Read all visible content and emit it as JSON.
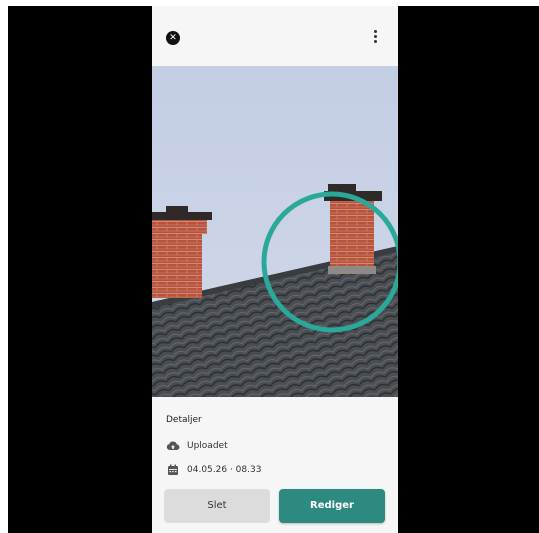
{
  "topbar": {
    "close_icon": "close-icon",
    "menu_icon": "more-vertical-icon"
  },
  "photo": {
    "annotation_color": "#2aa89a",
    "sky_color": "#c9d3e6"
  },
  "details": {
    "title": "Detaljer",
    "upload_icon": "cloud-upload-icon",
    "upload_status": "Uploadet",
    "date_icon": "calendar-icon",
    "date": "04.05.26 · 08.33"
  },
  "actions": {
    "delete_label": "Slet",
    "edit_label": "Rediger",
    "accent_color": "#2c8a80"
  }
}
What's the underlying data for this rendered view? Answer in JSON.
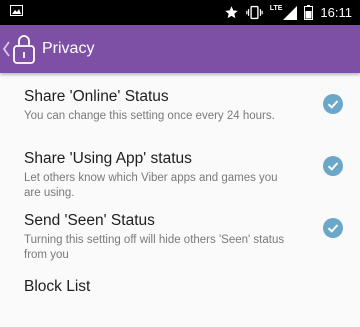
{
  "status_bar": {
    "time": "16:11",
    "network_label": "LTE",
    "icons": [
      "gallery-icon",
      "star-icon",
      "vibrate-icon",
      "signal-icon",
      "battery-icon"
    ]
  },
  "toolbar": {
    "title": "Privacy",
    "background_color": "#7d4fa5",
    "icons": [
      "back-chevron-icon",
      "lock-icon"
    ]
  },
  "settings": {
    "items": [
      {
        "title": "Share 'Online' Status",
        "summary": "You can change this setting once every 24 hours.",
        "checked": true
      },
      {
        "title": "Share 'Using App' status",
        "summary": "Let others know which Viber apps and games you are using.",
        "checked": true
      },
      {
        "title": "Send 'Seen' Status",
        "summary": "Turning this setting off will hide others 'Seen' status from you",
        "checked": true
      }
    ],
    "check_color": "#6aa7c9"
  },
  "block_list": {
    "title": "Block List"
  }
}
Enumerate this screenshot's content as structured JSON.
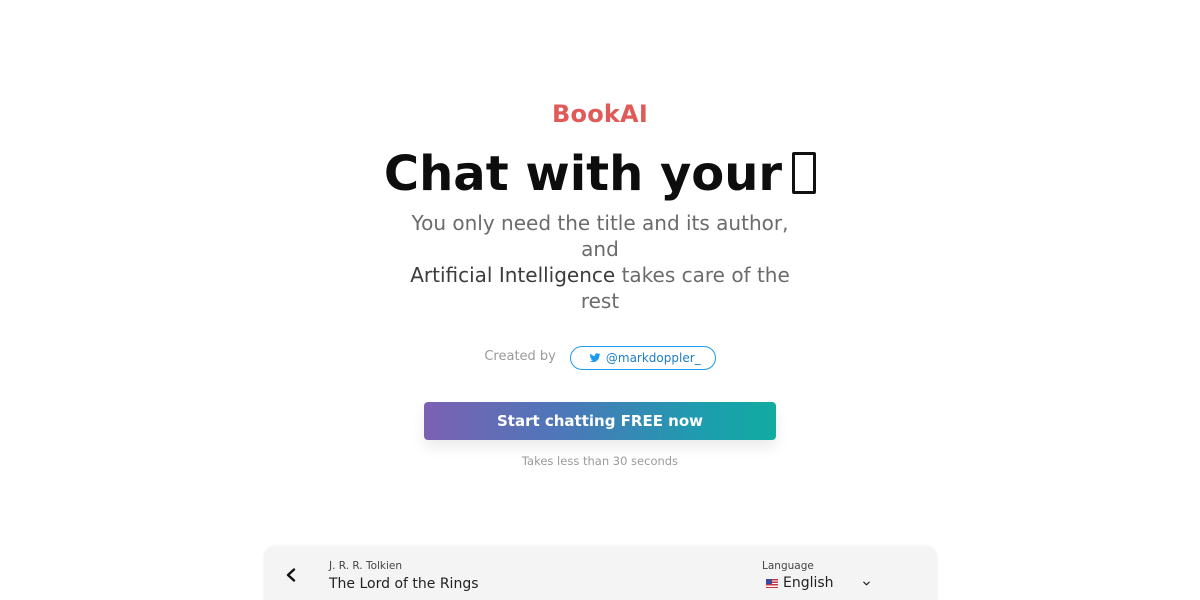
{
  "hero": {
    "brand": "BookAI",
    "headline": "Chat with your",
    "headline_icon": "book-icon",
    "subtitle_line1": "You only need the title and its author,",
    "subtitle_line2": "and",
    "subtitle_ai": "Artificial Intelligence",
    "subtitle_rest": " takes care of the",
    "subtitle_line4": "rest",
    "created_by_label": "Created by",
    "twitter_handle": "@markdoppler_",
    "cta_label": "Start chatting FREE now",
    "cta_note": "Takes less than 30 seconds"
  },
  "chat_header": {
    "author": "J. R. R. Tolkien",
    "title": "The Lord of the Rings",
    "language_label": "Language",
    "language_value": "English"
  },
  "colors": {
    "brand": "#e05a57",
    "cta_gradient_start": "#7b61b3",
    "cta_gradient_end": "#12aba0",
    "twitter": "#1d9bf0"
  }
}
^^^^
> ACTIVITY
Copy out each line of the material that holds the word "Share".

> WRITTEN ANSWER
        "title": "Share 'Online' Status",
        "title": "Share 'Using App' status",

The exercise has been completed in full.